Exercise data
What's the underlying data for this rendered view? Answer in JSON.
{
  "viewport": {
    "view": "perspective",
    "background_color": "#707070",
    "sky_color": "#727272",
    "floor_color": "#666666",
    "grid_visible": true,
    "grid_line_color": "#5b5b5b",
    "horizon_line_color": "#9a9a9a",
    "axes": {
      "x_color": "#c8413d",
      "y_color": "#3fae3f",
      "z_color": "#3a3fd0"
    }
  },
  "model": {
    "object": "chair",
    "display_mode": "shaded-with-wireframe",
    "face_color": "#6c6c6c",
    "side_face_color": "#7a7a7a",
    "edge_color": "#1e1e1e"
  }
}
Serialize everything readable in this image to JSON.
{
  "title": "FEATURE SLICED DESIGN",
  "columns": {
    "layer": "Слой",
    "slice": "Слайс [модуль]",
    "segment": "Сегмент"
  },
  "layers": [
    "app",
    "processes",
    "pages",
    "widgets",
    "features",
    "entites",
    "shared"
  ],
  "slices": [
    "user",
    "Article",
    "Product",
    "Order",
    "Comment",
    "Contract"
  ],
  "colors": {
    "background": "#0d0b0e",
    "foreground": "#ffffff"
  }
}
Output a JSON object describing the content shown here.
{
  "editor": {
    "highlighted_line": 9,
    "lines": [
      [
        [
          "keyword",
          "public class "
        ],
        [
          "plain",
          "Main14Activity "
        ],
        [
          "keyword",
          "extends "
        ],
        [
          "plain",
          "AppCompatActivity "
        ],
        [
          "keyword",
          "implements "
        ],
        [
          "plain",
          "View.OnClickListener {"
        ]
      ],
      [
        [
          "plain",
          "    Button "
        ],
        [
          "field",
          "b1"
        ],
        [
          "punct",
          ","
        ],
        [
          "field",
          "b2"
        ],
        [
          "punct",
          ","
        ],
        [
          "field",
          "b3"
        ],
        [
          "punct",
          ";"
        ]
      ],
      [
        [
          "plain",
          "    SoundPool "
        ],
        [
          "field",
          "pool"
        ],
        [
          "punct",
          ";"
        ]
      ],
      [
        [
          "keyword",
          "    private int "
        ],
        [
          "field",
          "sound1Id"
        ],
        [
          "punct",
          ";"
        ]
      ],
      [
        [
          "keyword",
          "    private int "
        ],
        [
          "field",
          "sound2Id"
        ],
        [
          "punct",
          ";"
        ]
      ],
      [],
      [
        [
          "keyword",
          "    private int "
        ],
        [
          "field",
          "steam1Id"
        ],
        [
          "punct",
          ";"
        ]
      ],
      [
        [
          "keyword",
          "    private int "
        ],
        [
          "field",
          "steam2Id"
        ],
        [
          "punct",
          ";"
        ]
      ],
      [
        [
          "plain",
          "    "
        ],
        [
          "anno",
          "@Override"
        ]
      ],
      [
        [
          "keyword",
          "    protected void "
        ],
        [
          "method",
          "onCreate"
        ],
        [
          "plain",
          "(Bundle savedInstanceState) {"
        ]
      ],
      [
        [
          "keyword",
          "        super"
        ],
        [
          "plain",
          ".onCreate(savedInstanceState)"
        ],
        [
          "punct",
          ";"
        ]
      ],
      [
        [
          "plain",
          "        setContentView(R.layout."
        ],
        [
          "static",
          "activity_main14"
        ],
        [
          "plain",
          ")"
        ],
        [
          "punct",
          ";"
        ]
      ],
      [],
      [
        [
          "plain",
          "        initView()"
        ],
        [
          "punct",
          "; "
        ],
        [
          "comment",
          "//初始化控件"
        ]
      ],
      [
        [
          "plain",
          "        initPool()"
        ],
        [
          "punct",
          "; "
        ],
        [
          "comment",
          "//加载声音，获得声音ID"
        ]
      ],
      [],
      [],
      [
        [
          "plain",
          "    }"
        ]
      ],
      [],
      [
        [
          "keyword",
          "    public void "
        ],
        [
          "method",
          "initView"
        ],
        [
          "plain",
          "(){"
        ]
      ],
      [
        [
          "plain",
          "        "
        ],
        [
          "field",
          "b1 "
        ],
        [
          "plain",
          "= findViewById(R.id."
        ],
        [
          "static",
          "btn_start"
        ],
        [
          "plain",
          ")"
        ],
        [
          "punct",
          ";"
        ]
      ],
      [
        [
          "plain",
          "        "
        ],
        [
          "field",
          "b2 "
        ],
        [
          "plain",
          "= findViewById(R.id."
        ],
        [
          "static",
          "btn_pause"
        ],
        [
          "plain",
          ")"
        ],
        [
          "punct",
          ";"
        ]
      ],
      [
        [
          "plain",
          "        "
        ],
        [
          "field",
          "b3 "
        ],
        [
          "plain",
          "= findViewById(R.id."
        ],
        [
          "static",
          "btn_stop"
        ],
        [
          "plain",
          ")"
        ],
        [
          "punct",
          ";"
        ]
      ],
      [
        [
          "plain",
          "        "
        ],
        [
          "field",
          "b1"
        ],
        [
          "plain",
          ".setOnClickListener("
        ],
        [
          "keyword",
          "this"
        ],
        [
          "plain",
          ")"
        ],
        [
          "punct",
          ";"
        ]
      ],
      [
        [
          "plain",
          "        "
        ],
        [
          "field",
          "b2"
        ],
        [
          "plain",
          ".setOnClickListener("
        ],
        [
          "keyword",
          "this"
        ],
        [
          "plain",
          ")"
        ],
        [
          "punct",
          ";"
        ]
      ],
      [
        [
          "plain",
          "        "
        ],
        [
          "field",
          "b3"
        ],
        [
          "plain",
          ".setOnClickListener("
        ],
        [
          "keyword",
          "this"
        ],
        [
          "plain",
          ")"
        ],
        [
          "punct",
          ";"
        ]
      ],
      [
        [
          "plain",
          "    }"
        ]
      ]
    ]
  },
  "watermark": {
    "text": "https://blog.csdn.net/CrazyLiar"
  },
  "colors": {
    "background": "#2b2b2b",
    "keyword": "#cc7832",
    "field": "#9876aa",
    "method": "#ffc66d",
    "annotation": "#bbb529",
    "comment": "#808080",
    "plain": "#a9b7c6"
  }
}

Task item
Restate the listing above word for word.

Task result
What's the underlying data for this rendered view? Answer in JSON.
{
  "viewport": {
    "view": "perspective",
    "background_color": "#707070",
    "sky_color": "#727272",
    "floor_color": "#666666",
    "grid_visible": true,
    "grid_line_color": "#5b5b5b",
    "horizon_line_color": "#9a9a9a",
    "axes": {
      "x_color": "#c8413d",
      "y_color": "#3fae3f",
      "z_color": "#3a3fd0"
    }
  },
  "model": {
    "object": "chair",
    "display_mode": "shaded-with-wireframe",
    "face_color": "#6c6c6c",
    "side_face_color": "#7a7a7a",
    "edge_color": "#1e1e1e"
  }
}
Serialize everything readable in this image to JSON.
{
  "title": "FEATURE SLICED DESIGN",
  "columns": {
    "layer": "Слой",
    "slice": "Слайс [модуль]",
    "segment": "Сегмент"
  },
  "layers": [
    "app",
    "processes",
    "pages",
    "widgets",
    "features",
    "entites",
    "shared"
  ],
  "slices": [
    "user",
    "Article",
    "Product",
    "Order",
    "Comment",
    "Contract"
  ],
  "colors": {
    "background": "#0d0b0e",
    "foreground": "#ffffff"
  }
}
Output a JSON object describing the content shown here.
{
  "editor": {
    "highlighted_line": 9,
    "lines": [
      [
        [
          "keyword",
          "public class "
        ],
        [
          "plain",
          "Main14Activity "
        ],
        [
          "keyword",
          "extends "
        ],
        [
          "plain",
          "AppCompatActivity "
        ],
        [
          "keyword",
          "implements "
        ],
        [
          "plain",
          "View.OnClickListener {"
        ]
      ],
      [
        [
          "plain",
          "    Button "
        ],
        [
          "field",
          "b1"
        ],
        [
          "punct",
          ","
        ],
        [
          "field",
          "b2"
        ],
        [
          "punct",
          ","
        ],
        [
          "field",
          "b3"
        ],
        [
          "punct",
          ";"
        ]
      ],
      [
        [
          "plain",
          "    SoundPool "
        ],
        [
          "field",
          "pool"
        ],
        [
          "punct",
          ";"
        ]
      ],
      [
        [
          "keyword",
          "    private int "
        ],
        [
          "field",
          "sound1Id"
        ],
        [
          "punct",
          ";"
        ]
      ],
      [
        [
          "keyword",
          "    private int "
        ],
        [
          "field",
          "sound2Id"
        ],
        [
          "punct",
          ";"
        ]
      ],
      [],
      [
        [
          "keyword",
          "    private int "
        ],
        [
          "field",
          "steam1Id"
        ],
        [
          "punct",
          ";"
        ]
      ],
      [
        [
          "keyword",
          "    private int "
        ],
        [
          "field",
          "steam2Id"
        ],
        [
          "punct",
          ";"
        ]
      ],
      [
        [
          "plain",
          "    "
        ],
        [
          "anno",
          "@Override"
        ]
      ],
      [
        [
          "keyword",
          "    protected void "
        ],
        [
          "method",
          "onCreate"
        ],
        [
          "plain",
          "(Bundle savedInstanceState) {"
        ]
      ],
      [
        [
          "keyword",
          "        super"
        ],
        [
          "plain",
          ".onCreate(savedInstanceState)"
        ],
        [
          "punct",
          ";"
        ]
      ],
      [
        [
          "plain",
          "        setContentView(R.layout."
        ],
        [
          "static",
          "activity_main14"
        ],
        [
          "plain",
          ")"
        ],
        [
          "punct",
          ";"
        ]
      ],
      [],
      [
        [
          "plain",
          "        initView()"
        ],
        [
          "punct",
          "; "
        ],
        [
          "comment",
          "//初始化控件"
        ]
      ],
      [
        [
          "plain",
          "        initPool()"
        ],
        [
          "punct",
          "; "
        ],
        [
          "comment",
          "//加载声音，获得声音ID"
        ]
      ],
      [],
      [],
      [
        [
          "plain",
          "    }"
        ]
      ],
      [],
      [
        [
          "keyword",
          "    public void "
        ],
        [
          "method",
          "initView"
        ],
        [
          "plain",
          "(){"
        ]
      ],
      [
        [
          "plain",
          "        "
        ],
        [
          "field",
          "b1 "
        ],
        [
          "plain",
          "= findViewById(R.id."
        ],
        [
          "static",
          "btn_start"
        ],
        [
          "plain",
          ")"
        ],
        [
          "punct",
          ";"
        ]
      ],
      [
        [
          "plain",
          "        "
        ],
        [
          "field",
          "b2 "
        ],
        [
          "plain",
          "= findViewById(R.id."
        ],
        [
          "static",
          "btn_pause"
        ],
        [
          "plain",
          ")"
        ],
        [
          "punct",
          ";"
        ]
      ],
      [
        [
          "plain",
          "        "
        ],
        [
          "field",
          "b3 "
        ],
        [
          "plain",
          "= findViewById(R.id."
        ],
        [
          "static",
          "btn_stop"
        ],
        [
          "plain",
          ")"
        ],
        [
          "punct",
          ";"
        ]
      ],
      [
        [
          "plain",
          "        "
        ],
        [
          "field",
          "b1"
        ],
        [
          "plain",
          ".setOnClickListener("
        ],
        [
          "keyword",
          "this"
        ],
        [
          "plain",
          ")"
        ],
        [
          "punct",
          ";"
        ]
      ],
      [
        [
          "plain",
          "        "
        ],
        [
          "field",
          "b2"
        ],
        [
          "plain",
          ".setOnClickListener("
        ],
        [
          "keyword",
          "this"
        ],
        [
          "plain",
          ")"
        ],
        [
          "punct",
          ";"
        ]
      ],
      [
        [
          "plain",
          "        "
        ],
        [
          "field",
          "b3"
        ],
        [
          "plain",
          ".setOnClickListener("
        ],
        [
          "keyword",
          "this"
        ],
        [
          "plain",
          ")"
        ],
        [
          "punct",
          ";"
        ]
      ],
      [
        [
          "plain",
          "    }"
        ]
      ]
    ]
  },
  "watermark": {
    "text": "https://blog.csdn.net/CrazyLiar"
  },
  "colors": {
    "background": "#2b2b2b",
    "keyword": "#cc7832",
    "field": "#9876aa",
    "method": "#ffc66d",
    "annotation": "#bbb529",
    "comment": "#808080",
    "plain": "#a9b7c6"
  }
}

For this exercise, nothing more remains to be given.